Grocery bills can get out of control very quickly. Here’s how to keep a lid on things.
Everyone needs to eat, but not everyone has to spend a fortune on food. If you’re diligent about shopping efficiently and effectively, then you can save a lot of money on groceries. That money can go toward other important things, such as paying down consumer debt or a mortgage, enjoying life, or retiring early. It all adds up in the end. Be shrewd about your grocery shopping and reap the financial rewards in the years to come. (Some ideas come via the Star and The Silver Dollar.)
1. Shop at a discount store. This can reduce food costs by 15 to 30 percent, which could mean saving up to $5,000 a year.
2. Never go without a list. The creation of that list should be ongoing throughout the week, with family members adding items as soon as they realize they need to be replaced, and based on a specific meal plan. Organize the list according to the store’s layout to minimize the amount of time you spend walking around.
3. Never go hungry or tired. You’ll find yourself reaching for items that aren’t on the list. You won’t be able to make good critical choices if your brain is exhausted.
4. Do not take children. This is not an outing. They will either slow you down and pester you with their demands, or they’ll speed you up so much that you’ll miss the fine print on unit prices and best-before dates.
5. Use a smaller cart or basket. By reducing the space to stash groceries, you’ll be less inclined to pick up unnecessary ingredients.
6. Shop the farmer’s market or ethnic grocers. You can get great deals on seasonal produce and other locally produced items. There are options for bulk and package-free items, which save money.
7. Buy in bulk, but always check the unit price. Come up with creative ways to store your bulk food purchases, such as under the bed, in the garage, in a closet.
8. Stock up on non-perishables when on sale. If there’s a deal on something that keeps a long time and that you use a lot, buy plenty, i.e. a dozen boxes of pasta or an entire flat of canned tomatoes.
9. Avoid prepackaged foods and meals like the plague. These are always more expensive than buying the ingredients to make a large batch of the same from scratch.
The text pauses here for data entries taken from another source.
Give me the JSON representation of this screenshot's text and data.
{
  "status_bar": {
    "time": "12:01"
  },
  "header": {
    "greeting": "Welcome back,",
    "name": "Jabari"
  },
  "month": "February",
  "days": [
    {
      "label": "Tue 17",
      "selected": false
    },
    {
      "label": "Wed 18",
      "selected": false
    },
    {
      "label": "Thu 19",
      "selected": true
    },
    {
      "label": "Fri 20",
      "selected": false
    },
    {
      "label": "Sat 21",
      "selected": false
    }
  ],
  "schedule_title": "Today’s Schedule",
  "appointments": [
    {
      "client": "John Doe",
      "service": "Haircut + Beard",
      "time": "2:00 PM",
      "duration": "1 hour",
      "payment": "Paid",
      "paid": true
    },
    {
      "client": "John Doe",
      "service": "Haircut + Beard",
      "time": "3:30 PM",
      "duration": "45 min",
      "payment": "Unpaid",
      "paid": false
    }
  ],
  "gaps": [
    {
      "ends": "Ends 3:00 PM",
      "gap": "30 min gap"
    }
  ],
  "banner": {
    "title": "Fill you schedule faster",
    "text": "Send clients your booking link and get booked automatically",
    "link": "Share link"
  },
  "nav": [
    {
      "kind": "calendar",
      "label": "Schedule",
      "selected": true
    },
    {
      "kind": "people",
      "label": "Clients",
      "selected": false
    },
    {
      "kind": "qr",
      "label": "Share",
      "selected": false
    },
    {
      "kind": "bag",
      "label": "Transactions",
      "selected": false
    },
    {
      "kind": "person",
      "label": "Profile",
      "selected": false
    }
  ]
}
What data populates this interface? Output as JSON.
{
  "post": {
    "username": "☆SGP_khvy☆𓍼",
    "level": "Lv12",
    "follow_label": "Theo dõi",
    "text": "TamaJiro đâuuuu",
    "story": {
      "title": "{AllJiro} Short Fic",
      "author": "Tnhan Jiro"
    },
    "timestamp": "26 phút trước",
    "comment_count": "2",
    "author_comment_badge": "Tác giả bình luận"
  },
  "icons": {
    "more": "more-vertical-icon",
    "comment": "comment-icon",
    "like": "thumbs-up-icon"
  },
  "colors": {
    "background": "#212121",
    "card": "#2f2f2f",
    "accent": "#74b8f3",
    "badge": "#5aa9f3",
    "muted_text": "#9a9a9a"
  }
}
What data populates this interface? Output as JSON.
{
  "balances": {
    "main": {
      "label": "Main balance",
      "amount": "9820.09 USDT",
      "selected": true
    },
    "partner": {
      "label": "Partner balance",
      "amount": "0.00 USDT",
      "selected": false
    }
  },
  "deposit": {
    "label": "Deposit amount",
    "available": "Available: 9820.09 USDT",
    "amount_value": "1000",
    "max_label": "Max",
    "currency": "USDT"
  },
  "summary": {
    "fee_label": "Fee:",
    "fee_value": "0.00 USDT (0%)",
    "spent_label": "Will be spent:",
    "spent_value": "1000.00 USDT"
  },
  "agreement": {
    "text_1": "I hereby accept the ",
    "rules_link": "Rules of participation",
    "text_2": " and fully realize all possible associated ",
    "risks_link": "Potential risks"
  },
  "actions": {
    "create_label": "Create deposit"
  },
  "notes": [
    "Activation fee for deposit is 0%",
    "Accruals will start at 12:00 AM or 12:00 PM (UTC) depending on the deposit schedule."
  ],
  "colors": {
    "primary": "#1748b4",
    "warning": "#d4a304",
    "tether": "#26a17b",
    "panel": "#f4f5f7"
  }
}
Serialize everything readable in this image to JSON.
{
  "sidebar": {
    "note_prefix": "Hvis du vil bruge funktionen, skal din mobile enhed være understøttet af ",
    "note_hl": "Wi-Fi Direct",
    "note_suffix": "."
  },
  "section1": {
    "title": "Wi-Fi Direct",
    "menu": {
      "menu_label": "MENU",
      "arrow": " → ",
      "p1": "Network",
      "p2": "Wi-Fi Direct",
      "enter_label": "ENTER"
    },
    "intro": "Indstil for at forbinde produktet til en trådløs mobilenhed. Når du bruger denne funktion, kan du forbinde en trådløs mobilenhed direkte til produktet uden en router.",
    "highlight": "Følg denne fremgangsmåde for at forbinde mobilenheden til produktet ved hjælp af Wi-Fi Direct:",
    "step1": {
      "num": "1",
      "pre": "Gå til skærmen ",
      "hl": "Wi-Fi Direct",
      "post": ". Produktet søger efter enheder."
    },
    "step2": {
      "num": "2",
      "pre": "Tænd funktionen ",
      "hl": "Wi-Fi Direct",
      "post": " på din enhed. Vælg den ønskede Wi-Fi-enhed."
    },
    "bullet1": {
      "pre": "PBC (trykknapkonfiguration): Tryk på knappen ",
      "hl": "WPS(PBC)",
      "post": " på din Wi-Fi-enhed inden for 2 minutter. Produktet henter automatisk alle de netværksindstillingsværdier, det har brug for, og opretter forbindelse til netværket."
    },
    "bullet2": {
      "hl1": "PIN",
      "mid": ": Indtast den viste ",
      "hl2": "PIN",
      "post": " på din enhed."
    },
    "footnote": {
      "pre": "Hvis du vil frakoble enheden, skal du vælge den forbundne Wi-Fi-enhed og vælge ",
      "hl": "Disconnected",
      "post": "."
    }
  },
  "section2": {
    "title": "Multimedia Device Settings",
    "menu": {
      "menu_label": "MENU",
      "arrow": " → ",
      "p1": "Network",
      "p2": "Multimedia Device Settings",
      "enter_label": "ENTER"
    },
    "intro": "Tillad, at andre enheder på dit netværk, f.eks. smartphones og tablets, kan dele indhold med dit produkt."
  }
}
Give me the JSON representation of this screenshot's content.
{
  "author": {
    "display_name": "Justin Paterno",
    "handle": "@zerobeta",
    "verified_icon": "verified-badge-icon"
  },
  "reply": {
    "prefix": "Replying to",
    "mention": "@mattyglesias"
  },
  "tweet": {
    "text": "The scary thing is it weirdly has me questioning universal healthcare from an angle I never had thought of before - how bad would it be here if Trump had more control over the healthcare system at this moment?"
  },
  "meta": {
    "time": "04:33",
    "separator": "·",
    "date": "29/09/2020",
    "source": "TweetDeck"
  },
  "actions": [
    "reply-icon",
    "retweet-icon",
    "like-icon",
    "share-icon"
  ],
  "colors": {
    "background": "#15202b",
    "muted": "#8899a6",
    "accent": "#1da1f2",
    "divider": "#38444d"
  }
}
10. Check the clearance rack. You can often find produce marked down 50 percent because it’s nearing end of life. If it’s something you can eat quickly or freeze, scoop up these deals.
11. Watch for scanner errors. Computers screw up sometimes or prices change and you want to be sure that you’re paying the right price.
12. Avoid the convenience store. Unless a specific ingredient (like milk) is cheaper there, it’s best not even to enter the store.
13. Ride your bike and trailer to the store. By hauling your groceries away in a trailer, you’ll be more aware of how much you’re buying. You’ll save money on gas and possibly parking, too.
14. Use a rewards card or coupons to lower prices. Comparison shop with an app like Flipp.
15. Take a picture of every receipt with your phone. This keeps them all in one place, easy to add up to keep track of your (hopefully shrinking) food budget.
16. Go through your pantry once a month. You may find enough odds and ends there to assemble several meals, and you’re more likely to use forgotten ingredients before they go bad.
17. Listen to up-beat music while shopping. This advice comes from Trent Hamm at The Silver Dollar. He points out that stores often play slow music in order to encourage shoppers to walk slowly. Instead, use your headphones and get out of there as fast as possible!
18. Don’t go shopping! Stay away for a set amount of time, like a week at the least. Pledge to use up what you’ve got at home and make do till shopping day.